WHAT THE EXERCISE ASKS
A faithful copy is needed. Set down all of the data below exactly.

RECORDS SUPPLIED

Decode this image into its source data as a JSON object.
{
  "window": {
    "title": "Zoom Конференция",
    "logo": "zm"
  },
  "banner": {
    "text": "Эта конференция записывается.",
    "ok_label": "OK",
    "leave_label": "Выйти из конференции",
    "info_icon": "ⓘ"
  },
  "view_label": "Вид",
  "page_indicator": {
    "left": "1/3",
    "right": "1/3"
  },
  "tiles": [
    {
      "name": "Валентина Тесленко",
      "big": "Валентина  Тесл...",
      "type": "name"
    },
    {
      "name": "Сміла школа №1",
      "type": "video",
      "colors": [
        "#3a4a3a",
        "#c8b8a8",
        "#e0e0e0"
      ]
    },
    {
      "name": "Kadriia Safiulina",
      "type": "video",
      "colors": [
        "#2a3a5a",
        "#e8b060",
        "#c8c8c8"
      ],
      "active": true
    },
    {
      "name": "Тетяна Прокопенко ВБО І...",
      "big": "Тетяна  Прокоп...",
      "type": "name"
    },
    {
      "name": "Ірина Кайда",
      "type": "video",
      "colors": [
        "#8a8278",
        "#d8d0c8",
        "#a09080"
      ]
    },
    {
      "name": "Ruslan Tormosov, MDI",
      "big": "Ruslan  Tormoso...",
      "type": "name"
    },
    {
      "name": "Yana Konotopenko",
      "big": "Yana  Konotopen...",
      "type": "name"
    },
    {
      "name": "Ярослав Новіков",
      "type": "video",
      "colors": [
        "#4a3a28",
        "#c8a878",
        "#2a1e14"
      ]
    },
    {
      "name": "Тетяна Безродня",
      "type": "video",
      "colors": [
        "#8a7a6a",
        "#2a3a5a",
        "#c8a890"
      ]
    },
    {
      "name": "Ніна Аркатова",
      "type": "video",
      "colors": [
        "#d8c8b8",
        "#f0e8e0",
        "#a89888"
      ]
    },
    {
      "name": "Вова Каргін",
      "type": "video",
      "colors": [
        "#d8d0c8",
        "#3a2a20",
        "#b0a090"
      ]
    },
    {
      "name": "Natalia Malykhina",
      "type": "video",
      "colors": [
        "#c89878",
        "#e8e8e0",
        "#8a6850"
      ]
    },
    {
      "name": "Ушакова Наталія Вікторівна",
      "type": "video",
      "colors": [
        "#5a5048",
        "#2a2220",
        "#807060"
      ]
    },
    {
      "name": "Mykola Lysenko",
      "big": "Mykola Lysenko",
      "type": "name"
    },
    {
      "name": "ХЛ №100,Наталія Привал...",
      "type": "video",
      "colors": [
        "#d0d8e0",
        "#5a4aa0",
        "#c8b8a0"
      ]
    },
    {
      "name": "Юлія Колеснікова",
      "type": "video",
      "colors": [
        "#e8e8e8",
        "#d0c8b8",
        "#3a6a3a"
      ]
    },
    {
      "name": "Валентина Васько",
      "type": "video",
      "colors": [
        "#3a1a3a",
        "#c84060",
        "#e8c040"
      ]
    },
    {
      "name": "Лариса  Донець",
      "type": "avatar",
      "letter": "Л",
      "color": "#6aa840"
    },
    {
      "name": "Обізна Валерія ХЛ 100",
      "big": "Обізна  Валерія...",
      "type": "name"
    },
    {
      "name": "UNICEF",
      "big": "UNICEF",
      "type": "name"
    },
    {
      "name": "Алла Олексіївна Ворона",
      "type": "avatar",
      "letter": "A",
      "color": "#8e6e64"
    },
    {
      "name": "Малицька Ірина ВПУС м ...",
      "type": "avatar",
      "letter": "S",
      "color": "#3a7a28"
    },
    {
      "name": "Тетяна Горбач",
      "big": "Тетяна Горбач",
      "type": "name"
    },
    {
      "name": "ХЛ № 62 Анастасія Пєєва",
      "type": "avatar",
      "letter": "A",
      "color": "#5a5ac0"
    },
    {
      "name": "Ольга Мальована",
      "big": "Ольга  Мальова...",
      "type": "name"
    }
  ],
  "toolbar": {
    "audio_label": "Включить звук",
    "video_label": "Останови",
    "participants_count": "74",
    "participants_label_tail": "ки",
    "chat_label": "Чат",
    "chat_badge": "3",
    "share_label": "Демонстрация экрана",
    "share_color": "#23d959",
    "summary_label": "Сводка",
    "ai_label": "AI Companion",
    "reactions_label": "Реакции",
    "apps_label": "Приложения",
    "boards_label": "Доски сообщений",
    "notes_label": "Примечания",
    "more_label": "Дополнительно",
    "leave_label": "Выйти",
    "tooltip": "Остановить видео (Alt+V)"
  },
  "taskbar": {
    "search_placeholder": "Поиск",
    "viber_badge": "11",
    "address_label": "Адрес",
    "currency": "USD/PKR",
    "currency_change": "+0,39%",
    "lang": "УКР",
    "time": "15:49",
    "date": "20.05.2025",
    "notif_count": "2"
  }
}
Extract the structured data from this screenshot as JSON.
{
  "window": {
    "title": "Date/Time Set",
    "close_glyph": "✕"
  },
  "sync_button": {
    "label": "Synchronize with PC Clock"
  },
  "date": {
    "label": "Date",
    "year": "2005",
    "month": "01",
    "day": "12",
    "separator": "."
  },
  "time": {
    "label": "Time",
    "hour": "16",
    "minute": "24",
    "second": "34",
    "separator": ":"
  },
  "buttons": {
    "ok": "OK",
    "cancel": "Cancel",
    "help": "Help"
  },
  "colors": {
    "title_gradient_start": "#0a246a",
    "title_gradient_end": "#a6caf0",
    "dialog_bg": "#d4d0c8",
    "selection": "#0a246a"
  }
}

TASK SOLUTION
Decode this image into its source data as a JSON object.
{
  "window": {
    "title": "Zoom Конференция",
    "logo": "zm"
  },
  "banner": {
    "text": "Эта конференция записывается.",
    "ok_label": "OK",
    "leave_label": "Выйти из конференции",
    "info_icon": "ⓘ"
  },
  "view_label": "Вид",
  "page_indicator": {
    "left": "1/3",
    "right": "1/3"
  },
  "tiles": [
    {
      "name": "Валентина Тесленко",
      "big": "Валентина  Тесл...",
      "type": "name"
    },
    {
      "name": "Сміла школа №1",
      "type": "video",
      "colors": [
        "#3a4a3a",
        "#c8b8a8",
        "#e0e0e0"
      ]
    },
    {
      "name": "Kadriia Safiulina",
      "type": "video",
      "colors": [
        "#2a3a5a",
        "#e8b060",
        "#c8c8c8"
      ],
      "active": true
    },
    {
      "name": "Тетяна Прокопенко ВБО І...",
      "big": "Тетяна  Прокоп...",
      "type": "name"
    },
    {
      "name": "Ірина Кайда",
      "type": "video",
      "colors": [
        "#8a8278",
        "#d8d0c8",
        "#a09080"
      ]
    },
    {
      "name": "Ruslan Tormosov, MDI",
      "big": "Ruslan  Tormoso...",
      "type": "name"
    },
    {
      "name": "Yana Konotopenko",
      "big": "Yana  Konotopen...",
      "type": "name"
    },
    {
      "name": "Ярослав Новіков",
      "type": "video",
      "colors": [
        "#4a3a28",
        "#c8a878",
        "#2a1e14"
      ]
    },
    {
      "name": "Тетяна Безродня",
      "type": "video",
      "colors": [
        "#8a7a6a",
        "#2a3a5a",
        "#c8a890"
      ]
    },
    {
      "name": "Ніна Аркатова",
      "type": "video",
      "colors": [
        "#d8c8b8",
        "#f0e8e0",
        "#a89888"
      ]
    },
    {
      "name": "Вова Каргін",
      "type": "video",
      "colors": [
        "#d8d0c8",
        "#3a2a20",
        "#b0a090"
      ]
    },
    {
      "name": "Natalia Malykhina",
      "type": "video",
      "colors": [
        "#c89878",
        "#e8e8e0",
        "#8a6850"
      ]
    },
    {
      "name": "Ушакова Наталія Вікторівна",
      "type": "video",
      "colors": [
        "#5a5048",
        "#2a2220",
        "#807060"
      ]
    },
    {
      "name": "Mykola Lysenko",
      "big": "Mykola Lysenko",
      "type": "name"
    },
    {
      "name": "ХЛ №100,Наталія Привал...",
      "type": "video",
      "colors": [
        "#d0d8e0",
        "#5a4aa0",
        "#c8b8a0"
      ]
    },
    {
      "name": "Юлія Колеснікова",
      "type": "video",
      "colors": [
        "#e8e8e8",
        "#d0c8b8",
        "#3a6a3a"
      ]
    },
    {
      "name": "Валентина Васько",
      "type": "video",
      "colors": [
        "#3a1a3a",
        "#c84060",
        "#e8c040"
      ]
    },
    {
      "name": "Лариса  Донець",
      "type": "avatar",
      "letter": "Л",
      "color": "#6aa840"
    },
    {
      "name": "Обізна Валерія ХЛ 100",
      "big": "Обізна  Валерія...",
      "type": "name"
    },
    {
      "name": "UNICEF",
      "big": "UNICEF",
      "type": "name"
    },
    {
      "name": "Алла Олексіївна Ворона",
      "type": "avatar",
      "letter": "A",
      "color": "#8e6e64"
    },
    {
      "name": "Малицька Ірина ВПУС м ...",
      "type": "avatar",
      "letter": "S",
      "color": "#3a7a28"
    },
    {
      "name": "Тетяна Горбач",
      "big": "Тетяна Горбач",
      "type": "name"
    },
    {
      "name": "ХЛ № 62 Анастасія Пєєва",
      "type": "avatar",
      "letter": "A",
      "color": "#5a5ac0"
    },
    {
      "name": "Ольга Мальована",
      "big": "Ольга  Мальова...",
      "type": "name"
    }
  ],
  "toolbar": {
    "audio_label": "Включить звук",
    "video_label": "Останови",
    "participants_count": "74",
    "participants_label_tail": "ки",
    "chat_label": "Чат",
    "chat_badge": "3",
    "share_label": "Демонстрация экрана",
    "share_color": "#23d959",
    "summary_label": "Сводка",
    "ai_label": "AI Companion",
    "reactions_label": "Реакции",
    "apps_label": "Приложения",
    "boards_label": "Доски сообщений",
    "notes_label": "Примечания",
    "more_label": "Дополнительно",
    "leave_label": "Выйти",
    "tooltip": "Остановить видео (Alt+V)"
  },
  "taskbar": {
    "search_placeholder": "Поиск",
    "viber_badge": "11",
    "address_label": "Адрес",
    "currency": "USD/PKR",
    "currency_change": "+0,39%",
    "lang": "УКР",
    "time": "15:49",
    "date": "20.05.2025",
    "notif_count": "2"
  }
}
Extract the structured data from this screenshot as JSON.
{
  "window": {
    "title": "Date/Time Set",
    "close_glyph": "✕"
  },
  "sync_button": {
    "label": "Synchronize with PC Clock"
  },
  "date": {
    "label": "Date",
    "year": "2005",
    "month": "01",
    "day": "12",
    "separator": "."
  },
  "time": {
    "label": "Time",
    "hour": "16",
    "minute": "24",
    "second": "34",
    "separator": ":"
  },
  "buttons": {
    "ok": "OK",
    "cancel": "Cancel",
    "help": "Help"
  },
  "colors": {
    "title_gradient_start": "#0a246a",
    "title_gradient_end": "#a6caf0",
    "dialog_bg": "#d4d0c8",
    "selection": "#0a246a"
  }
}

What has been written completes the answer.